(Dataset records)
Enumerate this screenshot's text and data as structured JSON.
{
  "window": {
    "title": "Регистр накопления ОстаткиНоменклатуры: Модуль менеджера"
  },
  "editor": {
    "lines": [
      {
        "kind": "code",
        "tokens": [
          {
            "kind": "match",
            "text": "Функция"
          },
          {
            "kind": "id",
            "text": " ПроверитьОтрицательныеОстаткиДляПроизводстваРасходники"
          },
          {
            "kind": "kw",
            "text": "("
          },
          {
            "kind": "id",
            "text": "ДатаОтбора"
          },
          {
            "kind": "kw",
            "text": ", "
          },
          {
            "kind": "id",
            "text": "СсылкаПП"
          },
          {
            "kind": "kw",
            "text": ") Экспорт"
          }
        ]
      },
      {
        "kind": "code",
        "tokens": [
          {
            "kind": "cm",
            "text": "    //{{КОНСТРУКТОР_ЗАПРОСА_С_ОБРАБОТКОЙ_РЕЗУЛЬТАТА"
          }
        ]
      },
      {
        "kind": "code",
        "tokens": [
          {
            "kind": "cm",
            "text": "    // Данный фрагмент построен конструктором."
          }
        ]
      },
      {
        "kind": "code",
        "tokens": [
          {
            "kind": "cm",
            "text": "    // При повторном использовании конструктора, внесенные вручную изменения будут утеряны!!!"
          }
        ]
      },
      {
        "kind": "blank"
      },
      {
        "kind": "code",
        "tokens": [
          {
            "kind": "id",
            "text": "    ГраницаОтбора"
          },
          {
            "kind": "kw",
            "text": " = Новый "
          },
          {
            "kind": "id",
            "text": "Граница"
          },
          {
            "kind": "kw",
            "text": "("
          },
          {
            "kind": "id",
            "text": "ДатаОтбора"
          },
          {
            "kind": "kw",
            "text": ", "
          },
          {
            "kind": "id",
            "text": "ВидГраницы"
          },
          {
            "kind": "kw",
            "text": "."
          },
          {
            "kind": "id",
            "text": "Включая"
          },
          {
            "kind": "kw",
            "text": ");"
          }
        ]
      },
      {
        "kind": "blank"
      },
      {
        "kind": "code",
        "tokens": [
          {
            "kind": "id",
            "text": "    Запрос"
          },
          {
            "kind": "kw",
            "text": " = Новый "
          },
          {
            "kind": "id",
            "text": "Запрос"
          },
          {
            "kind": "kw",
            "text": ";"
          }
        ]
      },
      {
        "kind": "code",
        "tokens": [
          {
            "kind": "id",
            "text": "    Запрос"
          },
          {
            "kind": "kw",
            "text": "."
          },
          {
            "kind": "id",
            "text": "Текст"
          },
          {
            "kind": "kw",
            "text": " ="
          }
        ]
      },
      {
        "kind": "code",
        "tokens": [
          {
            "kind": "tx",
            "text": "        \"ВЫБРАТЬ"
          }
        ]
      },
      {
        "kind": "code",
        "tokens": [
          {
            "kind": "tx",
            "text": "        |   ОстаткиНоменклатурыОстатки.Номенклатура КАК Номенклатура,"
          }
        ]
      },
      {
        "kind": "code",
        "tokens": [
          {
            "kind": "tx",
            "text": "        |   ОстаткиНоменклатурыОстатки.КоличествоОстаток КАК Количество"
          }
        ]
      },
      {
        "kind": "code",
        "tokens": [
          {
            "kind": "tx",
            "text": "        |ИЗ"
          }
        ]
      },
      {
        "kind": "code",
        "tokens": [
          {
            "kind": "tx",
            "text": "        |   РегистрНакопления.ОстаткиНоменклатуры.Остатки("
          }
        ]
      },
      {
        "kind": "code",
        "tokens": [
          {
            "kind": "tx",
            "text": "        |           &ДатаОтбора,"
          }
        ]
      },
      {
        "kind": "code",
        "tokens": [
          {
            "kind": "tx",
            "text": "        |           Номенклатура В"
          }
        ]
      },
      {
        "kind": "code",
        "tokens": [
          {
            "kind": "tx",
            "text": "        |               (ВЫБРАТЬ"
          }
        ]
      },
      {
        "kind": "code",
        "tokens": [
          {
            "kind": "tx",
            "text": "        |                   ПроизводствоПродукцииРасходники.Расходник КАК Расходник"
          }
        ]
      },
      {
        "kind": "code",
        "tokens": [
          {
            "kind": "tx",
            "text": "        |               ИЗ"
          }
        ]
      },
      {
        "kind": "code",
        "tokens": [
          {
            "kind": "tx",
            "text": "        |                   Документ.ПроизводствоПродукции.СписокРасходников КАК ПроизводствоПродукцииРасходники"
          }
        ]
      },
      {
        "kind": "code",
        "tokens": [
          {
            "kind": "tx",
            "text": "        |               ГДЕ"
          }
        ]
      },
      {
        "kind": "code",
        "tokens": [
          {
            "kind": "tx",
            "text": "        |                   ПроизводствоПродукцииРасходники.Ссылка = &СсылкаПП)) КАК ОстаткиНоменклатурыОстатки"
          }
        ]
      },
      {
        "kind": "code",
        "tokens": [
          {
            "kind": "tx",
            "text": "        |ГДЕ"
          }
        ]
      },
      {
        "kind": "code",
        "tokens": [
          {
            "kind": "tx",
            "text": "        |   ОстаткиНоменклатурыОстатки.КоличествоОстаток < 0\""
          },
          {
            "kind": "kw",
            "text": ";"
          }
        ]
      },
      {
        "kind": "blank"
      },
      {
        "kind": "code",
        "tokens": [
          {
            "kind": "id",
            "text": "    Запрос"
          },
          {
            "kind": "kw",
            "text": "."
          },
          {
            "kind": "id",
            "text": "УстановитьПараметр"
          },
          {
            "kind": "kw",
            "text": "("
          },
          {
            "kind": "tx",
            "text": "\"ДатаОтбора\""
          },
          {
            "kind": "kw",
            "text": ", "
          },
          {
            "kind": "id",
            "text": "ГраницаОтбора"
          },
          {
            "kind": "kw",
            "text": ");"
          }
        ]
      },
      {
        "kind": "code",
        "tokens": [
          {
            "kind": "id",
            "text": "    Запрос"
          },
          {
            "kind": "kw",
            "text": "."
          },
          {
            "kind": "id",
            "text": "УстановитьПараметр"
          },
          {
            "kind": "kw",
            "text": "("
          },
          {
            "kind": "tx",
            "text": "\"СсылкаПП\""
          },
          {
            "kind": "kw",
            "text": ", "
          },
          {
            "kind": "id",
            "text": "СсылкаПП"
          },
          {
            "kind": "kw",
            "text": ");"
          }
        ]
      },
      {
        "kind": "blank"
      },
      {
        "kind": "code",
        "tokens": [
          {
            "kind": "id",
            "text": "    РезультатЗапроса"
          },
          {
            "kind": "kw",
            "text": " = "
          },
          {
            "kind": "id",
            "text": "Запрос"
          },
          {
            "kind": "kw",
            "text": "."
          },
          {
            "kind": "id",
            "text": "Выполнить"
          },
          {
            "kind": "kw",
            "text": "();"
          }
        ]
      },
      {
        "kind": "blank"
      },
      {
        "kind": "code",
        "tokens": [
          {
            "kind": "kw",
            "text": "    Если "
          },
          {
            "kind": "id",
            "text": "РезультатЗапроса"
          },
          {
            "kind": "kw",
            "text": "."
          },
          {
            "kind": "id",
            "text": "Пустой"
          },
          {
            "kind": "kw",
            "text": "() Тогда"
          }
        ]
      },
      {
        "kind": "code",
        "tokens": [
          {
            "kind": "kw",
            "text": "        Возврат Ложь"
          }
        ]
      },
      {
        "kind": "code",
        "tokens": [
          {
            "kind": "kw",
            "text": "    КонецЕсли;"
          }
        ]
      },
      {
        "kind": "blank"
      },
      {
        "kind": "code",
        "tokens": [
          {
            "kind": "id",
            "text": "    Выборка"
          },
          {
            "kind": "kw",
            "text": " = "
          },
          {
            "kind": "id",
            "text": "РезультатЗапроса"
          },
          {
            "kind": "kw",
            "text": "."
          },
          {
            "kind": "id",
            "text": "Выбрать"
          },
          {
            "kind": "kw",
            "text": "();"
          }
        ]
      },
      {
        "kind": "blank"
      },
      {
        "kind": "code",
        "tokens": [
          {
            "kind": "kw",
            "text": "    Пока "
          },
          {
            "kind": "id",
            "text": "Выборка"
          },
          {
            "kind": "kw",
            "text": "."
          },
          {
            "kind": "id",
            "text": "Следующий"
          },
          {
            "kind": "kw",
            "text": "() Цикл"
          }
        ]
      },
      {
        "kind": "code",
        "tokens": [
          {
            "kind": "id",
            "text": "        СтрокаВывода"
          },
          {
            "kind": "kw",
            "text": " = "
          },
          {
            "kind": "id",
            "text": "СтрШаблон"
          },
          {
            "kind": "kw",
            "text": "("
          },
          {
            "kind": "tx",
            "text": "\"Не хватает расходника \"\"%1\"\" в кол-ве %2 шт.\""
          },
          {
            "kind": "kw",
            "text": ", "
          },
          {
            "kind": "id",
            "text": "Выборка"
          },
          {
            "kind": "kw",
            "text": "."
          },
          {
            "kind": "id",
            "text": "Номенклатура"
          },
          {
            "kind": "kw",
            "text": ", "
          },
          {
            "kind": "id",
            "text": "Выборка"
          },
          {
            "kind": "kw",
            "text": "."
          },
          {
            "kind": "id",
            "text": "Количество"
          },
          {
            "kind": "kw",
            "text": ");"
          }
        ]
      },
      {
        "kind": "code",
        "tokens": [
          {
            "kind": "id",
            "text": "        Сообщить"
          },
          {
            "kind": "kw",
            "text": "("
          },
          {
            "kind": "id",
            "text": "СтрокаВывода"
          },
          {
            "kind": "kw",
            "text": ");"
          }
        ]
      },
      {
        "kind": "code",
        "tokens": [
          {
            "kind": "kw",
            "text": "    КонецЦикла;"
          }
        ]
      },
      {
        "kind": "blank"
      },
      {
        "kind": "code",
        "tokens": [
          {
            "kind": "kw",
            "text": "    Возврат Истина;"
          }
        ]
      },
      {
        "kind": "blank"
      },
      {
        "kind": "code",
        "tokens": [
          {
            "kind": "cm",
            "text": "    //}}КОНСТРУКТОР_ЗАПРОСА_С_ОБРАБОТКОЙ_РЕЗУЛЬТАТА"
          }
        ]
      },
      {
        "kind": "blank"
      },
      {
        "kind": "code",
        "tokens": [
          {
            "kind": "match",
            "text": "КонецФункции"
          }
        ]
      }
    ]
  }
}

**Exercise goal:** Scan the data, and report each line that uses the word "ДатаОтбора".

**Your solution:**
            "text": "ДатаОтбора"
            "text": "ДатаОтбора"
            "text": "        |           &ДатаОтбора,"
            "text": "\"ДатаОтбора\""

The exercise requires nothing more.